“Roger? Can you hear me?”

He didn’t twitch. No response.

When she tapped him on the shoulder, her grandson turned to her.

“You couldn’t you hear me, could you?”

“Huh?”

“Young man, we’re going to get a doctor to check you right away!”

Grandma took the tall youth to the local medical clinic. When the physician peaked into the young man’s ear, he looked puzzled. With the right instrument, he extracted the object and held it high.

The doctor burst out laughing. “This looks like a bean. In fact, it is a pinto bean.”

The doctor promised Grandma Angela, “Your grandson will be able to hear just fine from now on.” The doctor promised Angela. “How long has the bean been there, Roger?”

“When I was five, my friend dared me to put something big in my ear. The bean has been there until now.” He tapped his ear in amazement, “Wow! I can hear again!”

“Now we’ll go home and enjoy those warm cookies!” Grandma Angela suggested.

And with his nearly-restored hearing, Roger responded, “Oh, yeah!”  For he understood the universal language of the chocolate chip snacks.

All his life, Roger had the right equipment: two ears. In his case from age five until now, much of his hearing was physically impaired by something that belonged in a bean burrito instead of his ears. [A burrito is a sandwich wrapped in a tortilla instead of bread.]

Jesus said often, “He who has ears, let him hear.” (Matthew 11:15; Matthew 13:9; Mark 4:9; Mark 4:23) This followed his teaching in parables. He knew that hearing and understanding can be imperfect, full of confusion and questions. To the crowds he taught, he used familiar references such as farming and ranching. In the parable of the sower, [Matthew 13:3-9], he talks of seed – only part of it producing a bumper crop.

But genuine seekers–then and now–will glimpse the gist of Jesus’ words and concepts. Access begins with his Word, the Bible.

God and His word provide a clear message. And Roger would be glad to know that no pinto beans would ever stop one from hearing God’s good news.

[Jo Russell is a Christian speaker, author of articles, anthology contributions, and award-winning Which Button Do You Push to Get God to Come Out? A Humorous Devotional for Women. available from Amazon.com, her speaking engagements and website, www.button-to-god.com.

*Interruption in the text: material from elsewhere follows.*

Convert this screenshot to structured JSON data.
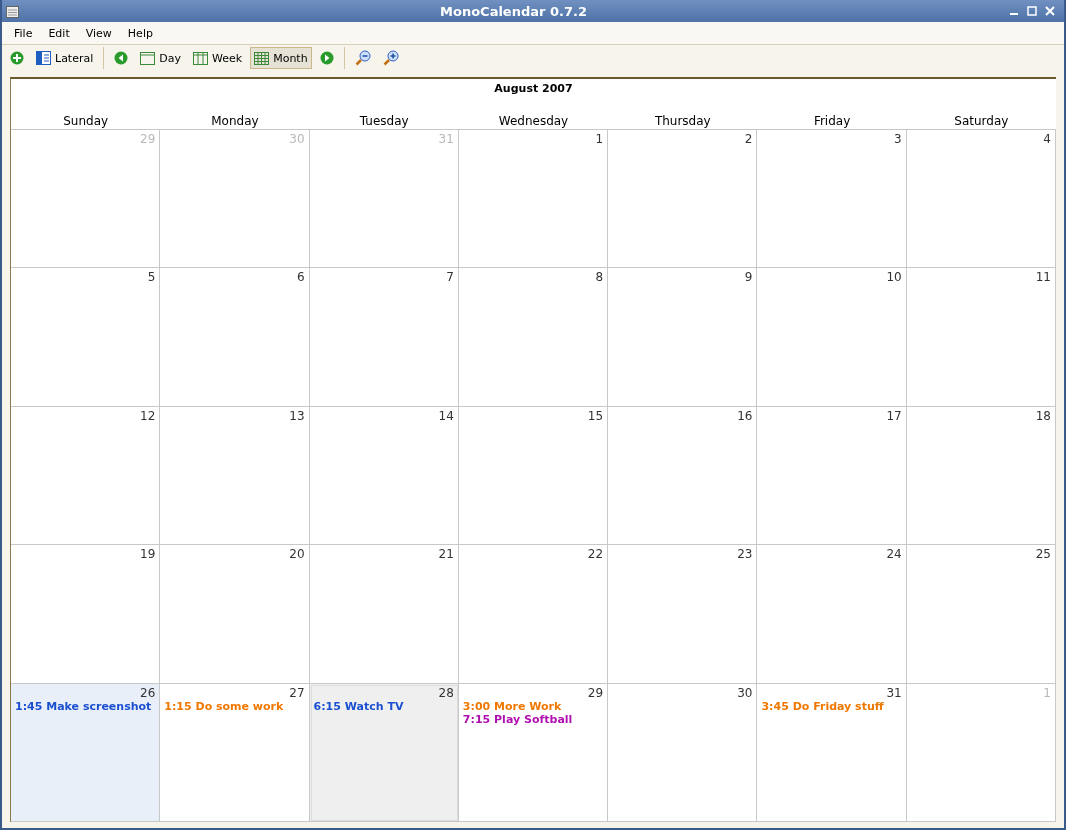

Enjoy chuckles and speeches, tips and excerpts in website options and weekly blog.]